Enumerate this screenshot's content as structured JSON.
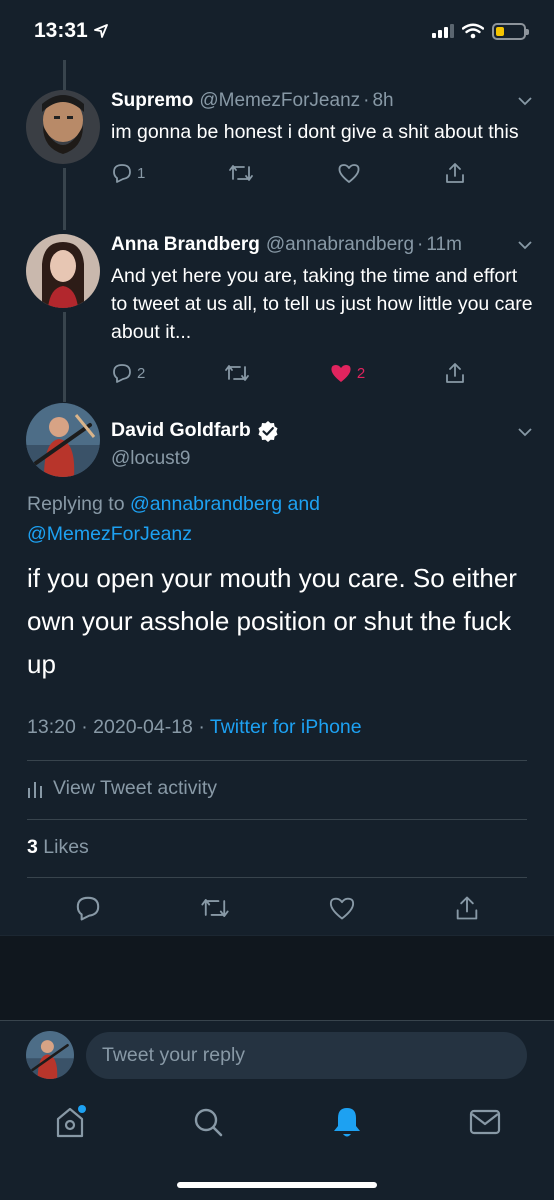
{
  "status_bar": {
    "time": "13:31"
  },
  "thread": [
    {
      "name": "Supremo",
      "handle": "@MemezForJeanz",
      "time": "8h",
      "text": "im gonna be honest i dont give a shit about this",
      "reply_count": "1",
      "retweet_count": "",
      "like_count": "",
      "liked": false
    },
    {
      "name": "Anna Brandberg",
      "handle": "@annabrandberg",
      "time": "11m",
      "text": "And yet here you are, taking the time and effort to tweet at us all, to tell us just how little you care about it...",
      "reply_count": "2",
      "retweet_count": "",
      "like_count": "2",
      "liked": true
    }
  ],
  "main_tweet": {
    "name": "David Goldfarb",
    "handle": "@locust9",
    "replying_prefix": "Replying to",
    "replying_user1": "@annabrandberg",
    "replying_and": "and",
    "replying_user2": "@MemezForJeanz",
    "text": "if you open your mouth you care. So either own your asshole position or shut the fuck up",
    "time": "13:20",
    "date": "2020-04-18",
    "source": "Twitter for iPhone",
    "activity_label": "View Tweet activity",
    "likes_count": "3",
    "likes_label": "Likes"
  },
  "reply_composer": {
    "placeholder": "Tweet your reply"
  },
  "icons": {
    "reply": "reply-icon",
    "retweet": "retweet-icon",
    "like": "heart-icon",
    "share": "share-icon",
    "verified": "verified-badge-icon",
    "home": "home-icon",
    "search": "search-icon",
    "notifications": "bell-icon",
    "messages": "mail-icon"
  },
  "colors": {
    "background": "#15202b",
    "accent": "#1da1f2",
    "like": "#e0245e",
    "muted": "#8899a6",
    "battery": "#f5c400"
  }
}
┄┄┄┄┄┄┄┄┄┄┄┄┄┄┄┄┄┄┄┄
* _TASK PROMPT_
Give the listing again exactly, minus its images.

* _EXERCISE ANSWER_
Enumerate this screenshot's content as structured JSON.
{
  "status_bar": {
    "time": "13:31"
  },
  "thread": [
    {
      "name": "Supremo",
      "handle": "@MemezForJeanz",
      "time": "8h",
      "text": "im gonna be honest i dont give a shit about this",
      "reply_count": "1",
      "retweet_count": "",
      "like_count": "",
      "liked": false
    },
    {
      "name": "Anna Brandberg",
      "handle": "@annabrandberg",
      "time": "11m",
      "text": "And yet here you are, taking the time and effort to tweet at us all, to tell us just how little you care about it...",
      "reply_count": "2",
      "retweet_count": "",
      "like_count": "2",
      "liked": true
    }
  ],
  "main_tweet": {
    "name": "David Goldfarb",
    "handle": "@locust9",
    "replying_prefix": "Replying to",
    "replying_user1": "@annabrandberg",
    "replying_and": "and",
    "replying_user2": "@MemezForJeanz",
    "text": "if you open your mouth you care. So either own your asshole position or shut the fuck up",
    "time": "13:20",
    "date": "2020-04-18",
    "source": "Twitter for iPhone",
    "activity_label": "View Tweet activity",
    "likes_count": "3",
    "likes_label": "Likes"
  },
  "reply_composer": {
    "placeholder": "Tweet your reply"
  },
  "icons": {
    "reply": "reply-icon",
    "retweet": "retweet-icon",
    "like": "heart-icon",
    "share": "share-icon",
    "verified": "verified-badge-icon",
    "home": "home-icon",
    "search": "search-icon",
    "notifications": "bell-icon",
    "messages": "mail-icon"
  },
  "colors": {
    "background": "#15202b",
    "accent": "#1da1f2",
    "like": "#e0245e",
    "muted": "#8899a6",
    "battery": "#f5c400"
  }
}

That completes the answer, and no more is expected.